Objective: This study examined the effectiveness of traumatic incident reduction (TIR) among a sample of adults with trauma histories through a review of client records. TIR is a brief, structured, person-centered, memory-based intervention that helps individuals process traumatic memories, thus eliminating or significantly reducing negative psychological consequences and promoting insight and growth. Method: On average, participants (N = 247) were 37 years old (SD = 10.98), mostly women, and racially and ethnically diverse. Self-reported posttraumatic stress, anxiety, depression, and expectations for future success were assessed prior to treatment, midway, and after treatment.

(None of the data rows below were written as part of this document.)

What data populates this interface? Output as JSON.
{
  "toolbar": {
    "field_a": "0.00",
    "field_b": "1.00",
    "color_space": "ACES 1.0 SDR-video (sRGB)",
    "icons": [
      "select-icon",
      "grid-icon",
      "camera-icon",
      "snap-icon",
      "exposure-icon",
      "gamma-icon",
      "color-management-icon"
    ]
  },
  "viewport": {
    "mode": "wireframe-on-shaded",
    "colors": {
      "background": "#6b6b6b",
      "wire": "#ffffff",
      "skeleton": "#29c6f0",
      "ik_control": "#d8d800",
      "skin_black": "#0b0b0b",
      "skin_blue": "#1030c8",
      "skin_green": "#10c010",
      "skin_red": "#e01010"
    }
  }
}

A series of analysis of covariance models with repeated measures were examined, controlling for participants’ biological sex and total number of hours spent in psychoeducational groups. Results: Posttraumatic stress, anxiety, and depression symptoms were significantly reduced, and expectations for future success increased. Conclusions: Findings support the potential of TIR to positively impact clients’ mental health and well-being.
- community-based setting
- posttraumatic stress symptoms
- trauma resolution
- traumatic incident reduction
ASJC Scopus subject areas
- Social Sciences (miscellaneous)
- Sociology and Political Science